_Directions for this task_: Retype every record below exactly as it appears.

_Available data_:
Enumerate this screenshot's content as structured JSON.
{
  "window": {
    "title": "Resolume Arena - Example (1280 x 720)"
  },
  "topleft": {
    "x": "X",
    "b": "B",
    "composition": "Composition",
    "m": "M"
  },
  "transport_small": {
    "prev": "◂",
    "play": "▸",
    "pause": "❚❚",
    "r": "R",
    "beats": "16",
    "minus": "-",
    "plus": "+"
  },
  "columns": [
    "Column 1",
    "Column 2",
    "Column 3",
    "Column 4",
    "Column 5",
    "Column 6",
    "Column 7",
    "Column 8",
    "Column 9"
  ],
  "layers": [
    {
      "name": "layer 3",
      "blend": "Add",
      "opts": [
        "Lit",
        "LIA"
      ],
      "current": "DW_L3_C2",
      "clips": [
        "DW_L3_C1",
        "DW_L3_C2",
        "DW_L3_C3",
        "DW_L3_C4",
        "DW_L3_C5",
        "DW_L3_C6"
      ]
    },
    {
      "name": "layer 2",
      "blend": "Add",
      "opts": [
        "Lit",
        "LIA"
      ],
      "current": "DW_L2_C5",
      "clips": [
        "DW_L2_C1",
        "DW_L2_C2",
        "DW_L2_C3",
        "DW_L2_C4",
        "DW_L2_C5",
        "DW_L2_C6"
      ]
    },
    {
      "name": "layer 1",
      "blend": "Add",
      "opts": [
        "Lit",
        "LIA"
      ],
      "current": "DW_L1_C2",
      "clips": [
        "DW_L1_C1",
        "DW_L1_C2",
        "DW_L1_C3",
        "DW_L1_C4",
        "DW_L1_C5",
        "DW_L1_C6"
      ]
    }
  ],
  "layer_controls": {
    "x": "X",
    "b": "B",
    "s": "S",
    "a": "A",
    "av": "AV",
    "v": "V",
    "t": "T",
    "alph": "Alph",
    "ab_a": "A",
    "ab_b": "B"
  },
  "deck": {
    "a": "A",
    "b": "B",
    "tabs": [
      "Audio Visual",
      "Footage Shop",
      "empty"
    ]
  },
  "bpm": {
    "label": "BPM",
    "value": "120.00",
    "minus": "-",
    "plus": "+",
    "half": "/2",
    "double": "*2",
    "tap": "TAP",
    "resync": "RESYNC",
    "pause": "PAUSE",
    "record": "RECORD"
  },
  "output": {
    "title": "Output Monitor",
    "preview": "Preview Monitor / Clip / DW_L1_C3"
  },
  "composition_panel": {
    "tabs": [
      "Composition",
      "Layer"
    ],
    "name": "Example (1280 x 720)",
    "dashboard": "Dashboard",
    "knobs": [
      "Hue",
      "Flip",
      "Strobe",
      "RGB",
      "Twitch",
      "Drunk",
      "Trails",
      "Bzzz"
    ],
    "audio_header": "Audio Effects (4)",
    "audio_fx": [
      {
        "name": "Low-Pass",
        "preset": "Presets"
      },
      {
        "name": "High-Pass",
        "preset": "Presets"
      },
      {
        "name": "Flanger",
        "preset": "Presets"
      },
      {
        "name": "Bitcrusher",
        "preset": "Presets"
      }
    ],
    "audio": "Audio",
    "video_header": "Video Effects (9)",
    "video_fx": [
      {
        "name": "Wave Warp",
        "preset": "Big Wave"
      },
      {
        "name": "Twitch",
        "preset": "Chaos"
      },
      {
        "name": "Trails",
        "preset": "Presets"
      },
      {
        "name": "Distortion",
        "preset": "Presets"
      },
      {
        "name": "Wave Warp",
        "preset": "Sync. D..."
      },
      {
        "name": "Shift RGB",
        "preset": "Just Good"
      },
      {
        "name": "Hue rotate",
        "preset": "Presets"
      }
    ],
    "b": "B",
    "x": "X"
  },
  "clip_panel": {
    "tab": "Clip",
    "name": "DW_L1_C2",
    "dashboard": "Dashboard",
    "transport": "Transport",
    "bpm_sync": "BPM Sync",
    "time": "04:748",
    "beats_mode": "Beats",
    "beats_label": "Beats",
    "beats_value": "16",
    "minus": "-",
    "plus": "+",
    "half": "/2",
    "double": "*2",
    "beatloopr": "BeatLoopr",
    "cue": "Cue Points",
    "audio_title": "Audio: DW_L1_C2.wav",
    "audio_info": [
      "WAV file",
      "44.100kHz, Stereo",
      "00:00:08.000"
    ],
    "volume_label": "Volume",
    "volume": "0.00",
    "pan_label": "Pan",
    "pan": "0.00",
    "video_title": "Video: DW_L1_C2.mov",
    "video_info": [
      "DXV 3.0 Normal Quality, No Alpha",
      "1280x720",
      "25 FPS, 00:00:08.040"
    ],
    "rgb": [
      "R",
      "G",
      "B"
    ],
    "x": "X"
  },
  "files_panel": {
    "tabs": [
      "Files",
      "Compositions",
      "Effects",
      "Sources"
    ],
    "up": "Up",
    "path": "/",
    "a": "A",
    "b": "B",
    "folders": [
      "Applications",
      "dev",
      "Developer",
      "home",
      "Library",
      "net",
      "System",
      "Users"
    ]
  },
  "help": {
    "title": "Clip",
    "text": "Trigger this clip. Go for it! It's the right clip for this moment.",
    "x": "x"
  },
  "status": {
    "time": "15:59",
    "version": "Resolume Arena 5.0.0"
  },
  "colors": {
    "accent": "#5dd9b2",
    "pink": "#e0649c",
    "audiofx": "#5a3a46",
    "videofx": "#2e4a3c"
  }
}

_Response box_:
Enumerate this screenshot's content as structured JSON.
{
  "window": {
    "title": "Resolume Arena - Example (1280 x 720)"
  },
  "topleft": {
    "x": "X",
    "b": "B",
    "composition": "Composition",
    "m": "M"
  },
  "transport_small": {
    "prev": "◂",
    "play": "▸",
    "pause": "❚❚",
    "r": "R",
    "beats": "16",
    "minus": "-",
    "plus": "+"
  },
  "columns": [
    "Column 1",
    "Column 2",
    "Column 3",
    "Column 4",
    "Column 5",
    "Column 6",
    "Column 7",
    "Column 8",
    "Column 9"
  ],
  "layers": [
    {
      "name": "layer 3",
      "blend": "Add",
      "opts": [
        "Lit",
        "LIA"
      ],
      "current": "DW_L3_C2",
      "clips": [
        "DW_L3_C1",
        "DW_L3_C2",
        "DW_L3_C3",
        "DW_L3_C4",
        "DW_L3_C5",
        "DW_L3_C6"
      ]
    },
    {
      "name": "layer 2",
      "blend": "Add",
      "opts": [
        "Lit",
        "LIA"
      ],
      "current": "DW_L2_C5",
      "clips": [
        "DW_L2_C1",
        "DW_L2_C2",
        "DW_L2_C3",
        "DW_L2_C4",
        "DW_L2_C5",
        "DW_L2_C6"
      ]
    },
    {
      "name": "layer 1",
      "blend": "Add",
      "opts": [
        "Lit",
        "LIA"
      ],
      "current": "DW_L1_C2",
      "clips": [
        "DW_L1_C1",
        "DW_L1_C2",
        "DW_L1_C3",
        "DW_L1_C4",
        "DW_L1_C5",
        "DW_L1_C6"
      ]
    }
  ],
  "layer_controls": {
    "x": "X",
    "b": "B",
    "s": "S",
    "a": "A",
    "av": "AV",
    "v": "V",
    "t": "T",
    "alph": "Alph",
    "ab_a": "A",
    "ab_b": "B"
  },
  "deck": {
    "a": "A",
    "b": "B",
    "tabs": [
      "Audio Visual",
      "Footage Shop",
      "empty"
    ]
  },
  "bpm": {
    "label": "BPM",
    "value": "120.00",
    "minus": "-",
    "plus": "+",
    "half": "/2",
    "double": "*2",
    "tap": "TAP",
    "resync": "RESYNC",
    "pause": "PAUSE",
    "record": "RECORD"
  },
  "output": {
    "title": "Output Monitor",
    "preview": "Preview Monitor / Clip / DW_L1_C3"
  },
  "composition_panel": {
    "tabs": [
      "Composition",
      "Layer"
    ],
    "name": "Example (1280 x 720)",
    "dashboard": "Dashboard",
    "knobs": [
      "Hue",
      "Flip",
      "Strobe",
      "RGB",
      "Twitch",
      "Drunk",
      "Trails",
      "Bzzz"
    ],
    "audio_header": "Audio Effects (4)",
    "audio_fx": [
      {
        "name": "Low-Pass",
        "preset": "Presets"
      },
      {
        "name": "High-Pass",
        "preset": "Presets"
      },
      {
        "name": "Flanger",
        "preset": "Presets"
      },
      {
        "name": "Bitcrusher",
        "preset": "Presets"
      }
    ],
    "audio": "Audio",
    "video_header": "Video Effects (9)",
    "video_fx": [
      {
        "name": "Wave Warp",
        "preset": "Big Wave"
      },
      {
        "name": "Twitch",
        "preset": "Chaos"
      },
      {
        "name": "Trails",
        "preset": "Presets"
      },
      {
        "name": "Distortion",
        "preset": "Presets"
      },
      {
        "name": "Wave Warp",
        "preset": "Sync. D..."
      },
      {
        "name": "Shift RGB",
        "preset": "Just Good"
      },
      {
        "name": "Hue rotate",
        "preset": "Presets"
      }
    ],
    "b": "B",
    "x": "X"
  },
  "clip_panel": {
    "tab": "Clip",
    "name": "DW_L1_C2",
    "dashboard": "Dashboard",
    "transport": "Transport",
    "bpm_sync": "BPM Sync",
    "time": "04:748",
    "beats_mode": "Beats",
    "beats_label": "Beats",
    "beats_value": "16",
    "minus": "-",
    "plus": "+",
    "half": "/2",
    "double": "*2",
    "beatloopr": "BeatLoopr",
    "cue": "Cue Points",
    "audio_title": "Audio: DW_L1_C2.wav",
    "audio_info": [
      "WAV file",
      "44.100kHz, Stereo",
      "00:00:08.000"
    ],
    "volume_label": "Volume",
    "volume": "0.00",
    "pan_label": "Pan",
    "pan": "0.00",
    "video_title": "Video: DW_L1_C2.mov",
    "video_info": [
      "DXV 3.0 Normal Quality, No Alpha",
      "1280x720",
      "25 FPS, 00:00:08.040"
    ],
    "rgb": [
      "R",
      "G",
      "B"
    ],
    "x": "X"
  },
  "files_panel": {
    "tabs": [
      "Files",
      "Compositions",
      "Effects",
      "Sources"
    ],
    "up": "Up",
    "path": "/",
    "a": "A",
    "b": "B",
    "folders": [
      "Applications",
      "dev",
      "Developer",
      "home",
      "Library",
      "net",
      "System",
      "Users"
    ]
  },
  "help": {
    "title": "Clip",
    "text": "Trigger this clip. Go for it! It's the right clip for this moment.",
    "x": "x"
  },
  "status": {
    "time": "15:59",
    "version": "Resolume Arena 5.0.0"
  },
  "colors": {
    "accent": "#5dd9b2",
    "pink": "#e0649c",
    "audiofx": "#5a3a46",
    "videofx": "#2e4a3c"
  }
}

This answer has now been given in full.